/---

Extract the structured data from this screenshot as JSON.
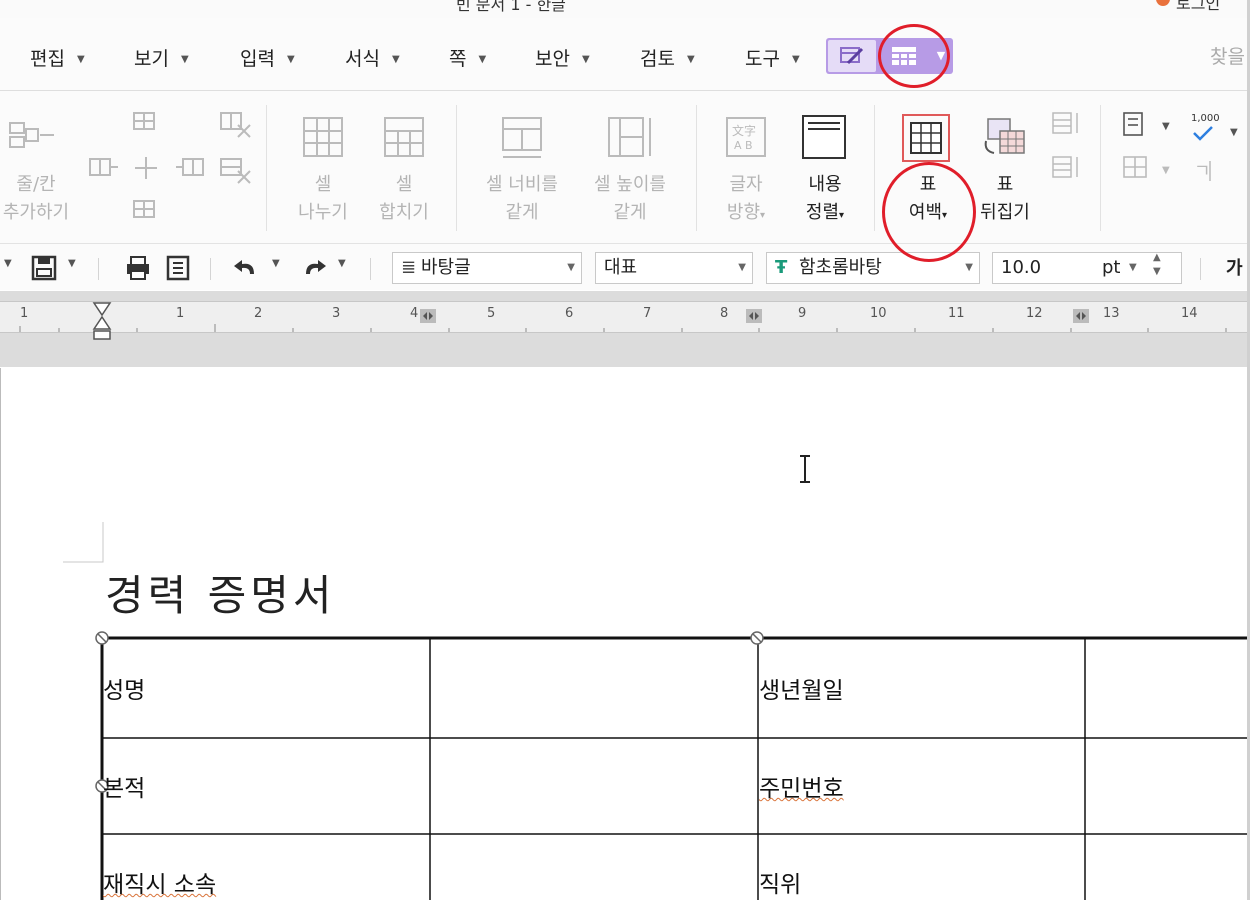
{
  "window": {
    "title_fragment": "빈 문서 1 - 한글",
    "right_fragment": "로그인"
  },
  "menubar": {
    "items": [
      {
        "label": "편집"
      },
      {
        "label": "보기"
      },
      {
        "label": "입력"
      },
      {
        "label": "서식"
      },
      {
        "label": "쪽"
      },
      {
        "label": "보안"
      },
      {
        "label": "검토"
      },
      {
        "label": "도구"
      }
    ],
    "search_label": "찾을"
  },
  "ribbon": {
    "row_col": {
      "label_line1": "줄/칸",
      "label_line2": "추가하기"
    },
    "split_cell": {
      "label_line1": "셀",
      "label_line2": "나누기"
    },
    "merge_cell": {
      "label_line1": "셀",
      "label_line2": "합치기"
    },
    "equal_width": {
      "label_line1": "셀 너비를",
      "label_line2": "같게"
    },
    "equal_height": {
      "label_line1": "셀 높이를",
      "label_line2": "같게"
    },
    "text_direction": {
      "label_line1": "글자",
      "label_line2": "방향"
    },
    "content_align": {
      "label_line1": "내용",
      "label_line2": "정렬"
    },
    "table_margin": {
      "label_line1": "표",
      "label_line2": "여백"
    },
    "table_flip": {
      "label_line1": "표",
      "label_line2": "뒤집기"
    },
    "number_format": "1,000"
  },
  "toolbar": {
    "style": "바탕글",
    "language": "대표",
    "font": "함초롬바탕",
    "font_size": "10.0",
    "unit": "pt",
    "bold_fragment": "가"
  },
  "ruler": {
    "numbers": [
      "1",
      "1",
      "2",
      "3",
      "4",
      "5",
      "6",
      "7",
      "8",
      "9",
      "10",
      "11",
      "12",
      "13",
      "14"
    ]
  },
  "document": {
    "title": "경력 증명서",
    "table": {
      "rows": [
        {
          "label_left": "성명",
          "label_right": "생년월일"
        },
        {
          "label_left": "본적",
          "label_right": "주민번호"
        },
        {
          "label_left": "재직시 소속",
          "label_right": "직위"
        }
      ]
    }
  },
  "colors": {
    "accent": "#b79be6",
    "highlight_circle": "#e01e2a",
    "spell_underline": "#d9733a"
  }
}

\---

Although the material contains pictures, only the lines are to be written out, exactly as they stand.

RESPONSE AREA:
Extract the structured data from this screenshot as JSON.
{
  "window": {
    "title_fragment": "빈 문서 1 - 한글",
    "right_fragment": "로그인"
  },
  "menubar": {
    "items": [
      {
        "label": "편집"
      },
      {
        "label": "보기"
      },
      {
        "label": "입력"
      },
      {
        "label": "서식"
      },
      {
        "label": "쪽"
      },
      {
        "label": "보안"
      },
      {
        "label": "검토"
      },
      {
        "label": "도구"
      }
    ],
    "search_label": "찾을"
  },
  "ribbon": {
    "row_col": {
      "label_line1": "줄/칸",
      "label_line2": "추가하기"
    },
    "split_cell": {
      "label_line1": "셀",
      "label_line2": "나누기"
    },
    "merge_cell": {
      "label_line1": "셀",
      "label_line2": "합치기"
    },
    "equal_width": {
      "label_line1": "셀 너비를",
      "label_line2": "같게"
    },
    "equal_height": {
      "label_line1": "셀 높이를",
      "label_line2": "같게"
    },
    "text_direction": {
      "label_line1": "글자",
      "label_line2": "방향"
    },
    "content_align": {
      "label_line1": "내용",
      "label_line2": "정렬"
    },
    "table_margin": {
      "label_line1": "표",
      "label_line2": "여백"
    },
    "table_flip": {
      "label_line1": "표",
      "label_line2": "뒤집기"
    },
    "number_format": "1,000"
  },
  "toolbar": {
    "style": "바탕글",
    "language": "대표",
    "font": "함초롬바탕",
    "font_size": "10.0",
    "unit": "pt",
    "bold_fragment": "가"
  },
  "ruler": {
    "numbers": [
      "1",
      "1",
      "2",
      "3",
      "4",
      "5",
      "6",
      "7",
      "8",
      "9",
      "10",
      "11",
      "12",
      "13",
      "14"
    ]
  },
  "document": {
    "title": "경력 증명서",
    "table": {
      "rows": [
        {
          "label_left": "성명",
          "label_right": "생년월일"
        },
        {
          "label_left": "본적",
          "label_right": "주민번호"
        },
        {
          "label_left": "재직시 소속",
          "label_right": "직위"
        }
      ]
    }
  },
  "colors": {
    "accent": "#b79be6",
    "highlight_circle": "#e01e2a",
    "spell_underline": "#d9733a"
  }
}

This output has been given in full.